Dataset rows describing interfaces:
______
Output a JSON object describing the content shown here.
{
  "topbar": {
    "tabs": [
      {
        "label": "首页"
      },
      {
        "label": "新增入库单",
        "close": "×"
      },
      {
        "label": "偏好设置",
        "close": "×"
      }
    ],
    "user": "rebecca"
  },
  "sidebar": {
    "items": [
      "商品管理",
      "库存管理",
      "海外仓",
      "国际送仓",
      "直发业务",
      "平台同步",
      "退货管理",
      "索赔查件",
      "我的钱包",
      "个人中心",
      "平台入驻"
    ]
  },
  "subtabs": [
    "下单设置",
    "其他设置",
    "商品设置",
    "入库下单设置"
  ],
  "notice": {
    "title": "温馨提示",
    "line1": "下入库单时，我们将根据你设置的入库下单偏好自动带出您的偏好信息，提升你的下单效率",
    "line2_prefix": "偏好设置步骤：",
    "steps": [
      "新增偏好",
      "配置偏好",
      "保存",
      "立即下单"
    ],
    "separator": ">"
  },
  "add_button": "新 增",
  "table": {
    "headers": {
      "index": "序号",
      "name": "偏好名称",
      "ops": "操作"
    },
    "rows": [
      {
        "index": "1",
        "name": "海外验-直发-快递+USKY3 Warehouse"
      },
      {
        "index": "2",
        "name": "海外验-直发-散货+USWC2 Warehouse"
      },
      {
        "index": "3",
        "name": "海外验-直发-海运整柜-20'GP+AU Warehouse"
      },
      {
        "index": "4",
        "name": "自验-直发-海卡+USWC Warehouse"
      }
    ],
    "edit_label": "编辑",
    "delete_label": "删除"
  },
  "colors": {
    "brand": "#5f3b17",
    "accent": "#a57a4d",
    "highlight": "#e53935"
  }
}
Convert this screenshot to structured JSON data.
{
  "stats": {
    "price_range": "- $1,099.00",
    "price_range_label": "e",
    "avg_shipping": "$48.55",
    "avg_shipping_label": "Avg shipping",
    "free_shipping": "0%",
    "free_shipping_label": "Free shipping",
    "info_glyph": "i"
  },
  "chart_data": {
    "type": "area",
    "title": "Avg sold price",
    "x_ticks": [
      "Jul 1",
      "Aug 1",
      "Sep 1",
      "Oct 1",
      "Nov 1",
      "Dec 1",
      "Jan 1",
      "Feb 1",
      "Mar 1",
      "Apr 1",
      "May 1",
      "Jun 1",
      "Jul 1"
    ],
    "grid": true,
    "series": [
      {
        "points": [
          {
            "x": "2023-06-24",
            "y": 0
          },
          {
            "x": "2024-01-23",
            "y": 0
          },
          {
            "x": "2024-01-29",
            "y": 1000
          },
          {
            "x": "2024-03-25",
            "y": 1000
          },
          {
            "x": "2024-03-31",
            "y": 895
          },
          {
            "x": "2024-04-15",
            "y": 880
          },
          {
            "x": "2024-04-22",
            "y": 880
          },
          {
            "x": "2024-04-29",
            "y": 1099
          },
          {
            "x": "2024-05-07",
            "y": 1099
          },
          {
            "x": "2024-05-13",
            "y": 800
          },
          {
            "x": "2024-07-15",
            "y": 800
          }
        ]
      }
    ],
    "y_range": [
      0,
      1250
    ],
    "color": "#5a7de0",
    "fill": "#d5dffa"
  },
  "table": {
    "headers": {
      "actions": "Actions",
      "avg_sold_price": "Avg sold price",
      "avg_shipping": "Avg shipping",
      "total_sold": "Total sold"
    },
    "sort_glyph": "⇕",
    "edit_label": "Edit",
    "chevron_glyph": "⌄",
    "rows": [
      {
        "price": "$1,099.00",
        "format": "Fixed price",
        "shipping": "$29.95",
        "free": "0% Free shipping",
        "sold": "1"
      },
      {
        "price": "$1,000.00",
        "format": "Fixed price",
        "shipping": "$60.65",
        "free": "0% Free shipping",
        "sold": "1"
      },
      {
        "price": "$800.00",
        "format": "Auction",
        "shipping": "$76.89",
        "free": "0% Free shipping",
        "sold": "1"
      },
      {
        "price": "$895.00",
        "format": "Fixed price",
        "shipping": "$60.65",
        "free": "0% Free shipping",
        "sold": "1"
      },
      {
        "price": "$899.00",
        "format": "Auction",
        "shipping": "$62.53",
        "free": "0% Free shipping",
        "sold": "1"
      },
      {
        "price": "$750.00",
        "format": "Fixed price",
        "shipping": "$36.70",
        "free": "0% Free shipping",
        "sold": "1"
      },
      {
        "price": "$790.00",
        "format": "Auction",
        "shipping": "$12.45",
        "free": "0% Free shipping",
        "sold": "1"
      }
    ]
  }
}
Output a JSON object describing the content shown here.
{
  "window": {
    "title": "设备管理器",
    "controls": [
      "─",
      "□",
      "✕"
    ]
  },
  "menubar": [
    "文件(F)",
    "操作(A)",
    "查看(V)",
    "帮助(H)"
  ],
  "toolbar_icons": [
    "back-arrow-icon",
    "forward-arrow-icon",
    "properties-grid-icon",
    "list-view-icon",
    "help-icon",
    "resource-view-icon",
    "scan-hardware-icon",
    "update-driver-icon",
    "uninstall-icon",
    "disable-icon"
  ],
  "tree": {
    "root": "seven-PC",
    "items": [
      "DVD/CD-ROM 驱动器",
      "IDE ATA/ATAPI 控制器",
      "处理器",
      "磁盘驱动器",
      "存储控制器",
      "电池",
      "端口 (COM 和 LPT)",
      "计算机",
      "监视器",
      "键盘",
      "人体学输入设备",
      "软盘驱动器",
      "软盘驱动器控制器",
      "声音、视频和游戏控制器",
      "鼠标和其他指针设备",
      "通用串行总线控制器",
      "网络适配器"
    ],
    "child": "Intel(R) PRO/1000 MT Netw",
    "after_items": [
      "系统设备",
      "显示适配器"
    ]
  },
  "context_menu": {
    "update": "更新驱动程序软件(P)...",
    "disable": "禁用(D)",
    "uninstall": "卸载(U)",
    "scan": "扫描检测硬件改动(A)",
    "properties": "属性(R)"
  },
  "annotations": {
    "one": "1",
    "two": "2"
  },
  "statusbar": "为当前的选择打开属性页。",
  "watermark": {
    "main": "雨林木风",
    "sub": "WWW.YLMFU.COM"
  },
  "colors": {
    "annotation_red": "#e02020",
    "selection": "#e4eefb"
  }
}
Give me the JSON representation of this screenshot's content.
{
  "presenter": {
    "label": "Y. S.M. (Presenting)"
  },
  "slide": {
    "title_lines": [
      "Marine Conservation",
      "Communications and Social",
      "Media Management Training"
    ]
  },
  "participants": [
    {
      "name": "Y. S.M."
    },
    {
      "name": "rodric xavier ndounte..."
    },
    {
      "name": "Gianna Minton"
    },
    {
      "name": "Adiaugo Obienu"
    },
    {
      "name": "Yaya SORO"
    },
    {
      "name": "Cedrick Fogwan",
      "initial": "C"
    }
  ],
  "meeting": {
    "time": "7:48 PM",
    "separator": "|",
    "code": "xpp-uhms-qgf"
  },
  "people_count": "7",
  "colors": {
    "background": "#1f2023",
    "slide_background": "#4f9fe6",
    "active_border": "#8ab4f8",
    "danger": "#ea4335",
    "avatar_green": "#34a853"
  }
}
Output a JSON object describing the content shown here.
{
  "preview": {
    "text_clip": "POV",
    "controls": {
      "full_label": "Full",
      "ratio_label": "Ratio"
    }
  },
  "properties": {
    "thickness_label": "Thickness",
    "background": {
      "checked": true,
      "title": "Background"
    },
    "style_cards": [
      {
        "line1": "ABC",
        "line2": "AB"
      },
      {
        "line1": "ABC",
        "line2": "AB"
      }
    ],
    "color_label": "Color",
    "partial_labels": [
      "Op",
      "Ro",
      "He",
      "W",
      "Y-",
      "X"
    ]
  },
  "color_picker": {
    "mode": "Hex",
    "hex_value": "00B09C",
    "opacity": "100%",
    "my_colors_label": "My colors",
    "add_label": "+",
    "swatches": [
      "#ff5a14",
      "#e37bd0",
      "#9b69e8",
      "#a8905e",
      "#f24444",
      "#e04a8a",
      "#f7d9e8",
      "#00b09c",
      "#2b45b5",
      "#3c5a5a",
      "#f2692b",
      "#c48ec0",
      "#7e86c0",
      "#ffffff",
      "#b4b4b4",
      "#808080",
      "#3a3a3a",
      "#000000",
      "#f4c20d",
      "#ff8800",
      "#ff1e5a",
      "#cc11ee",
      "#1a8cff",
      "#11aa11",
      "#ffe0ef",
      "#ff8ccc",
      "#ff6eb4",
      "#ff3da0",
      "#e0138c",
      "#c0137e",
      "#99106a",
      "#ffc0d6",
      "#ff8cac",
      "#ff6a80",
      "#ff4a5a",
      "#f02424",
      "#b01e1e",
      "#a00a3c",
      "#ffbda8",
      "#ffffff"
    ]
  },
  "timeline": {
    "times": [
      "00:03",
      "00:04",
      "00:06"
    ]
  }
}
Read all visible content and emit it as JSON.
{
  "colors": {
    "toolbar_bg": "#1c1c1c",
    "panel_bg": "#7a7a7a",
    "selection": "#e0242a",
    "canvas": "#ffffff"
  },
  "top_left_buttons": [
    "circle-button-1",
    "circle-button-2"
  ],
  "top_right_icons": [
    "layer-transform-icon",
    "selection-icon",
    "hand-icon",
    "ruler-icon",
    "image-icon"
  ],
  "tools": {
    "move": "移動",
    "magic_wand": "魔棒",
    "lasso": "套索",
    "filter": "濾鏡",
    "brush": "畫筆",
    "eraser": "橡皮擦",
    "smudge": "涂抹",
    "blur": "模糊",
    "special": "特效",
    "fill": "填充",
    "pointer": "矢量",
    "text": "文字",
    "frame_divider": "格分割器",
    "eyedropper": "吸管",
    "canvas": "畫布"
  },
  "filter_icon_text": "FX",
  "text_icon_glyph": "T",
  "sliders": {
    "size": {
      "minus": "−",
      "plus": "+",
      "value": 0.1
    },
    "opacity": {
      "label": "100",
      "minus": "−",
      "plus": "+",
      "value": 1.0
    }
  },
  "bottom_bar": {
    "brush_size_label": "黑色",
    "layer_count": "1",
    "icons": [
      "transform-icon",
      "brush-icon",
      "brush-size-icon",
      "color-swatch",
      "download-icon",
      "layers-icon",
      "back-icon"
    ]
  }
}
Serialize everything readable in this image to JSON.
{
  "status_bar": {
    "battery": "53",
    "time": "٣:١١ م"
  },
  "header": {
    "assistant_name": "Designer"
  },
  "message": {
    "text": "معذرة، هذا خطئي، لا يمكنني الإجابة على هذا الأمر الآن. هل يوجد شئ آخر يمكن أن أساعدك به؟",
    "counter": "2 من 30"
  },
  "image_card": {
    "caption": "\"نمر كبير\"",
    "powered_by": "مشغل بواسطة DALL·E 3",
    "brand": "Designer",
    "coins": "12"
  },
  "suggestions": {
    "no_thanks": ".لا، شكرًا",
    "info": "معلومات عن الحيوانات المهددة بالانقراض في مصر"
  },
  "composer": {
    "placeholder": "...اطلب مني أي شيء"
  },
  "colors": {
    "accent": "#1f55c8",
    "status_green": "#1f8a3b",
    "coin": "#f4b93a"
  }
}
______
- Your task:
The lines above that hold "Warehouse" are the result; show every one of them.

- Reply to the task:
        "name": "海外验-直发-快递+USKY3 Warehouse"
        "name": "海外验-直发-散货+USWC2 Warehouse"
        "name": "海外验-直发-海运整柜-20'GP+AU Warehouse"
        "name": "自验-直发-海卡+USWC Warehouse"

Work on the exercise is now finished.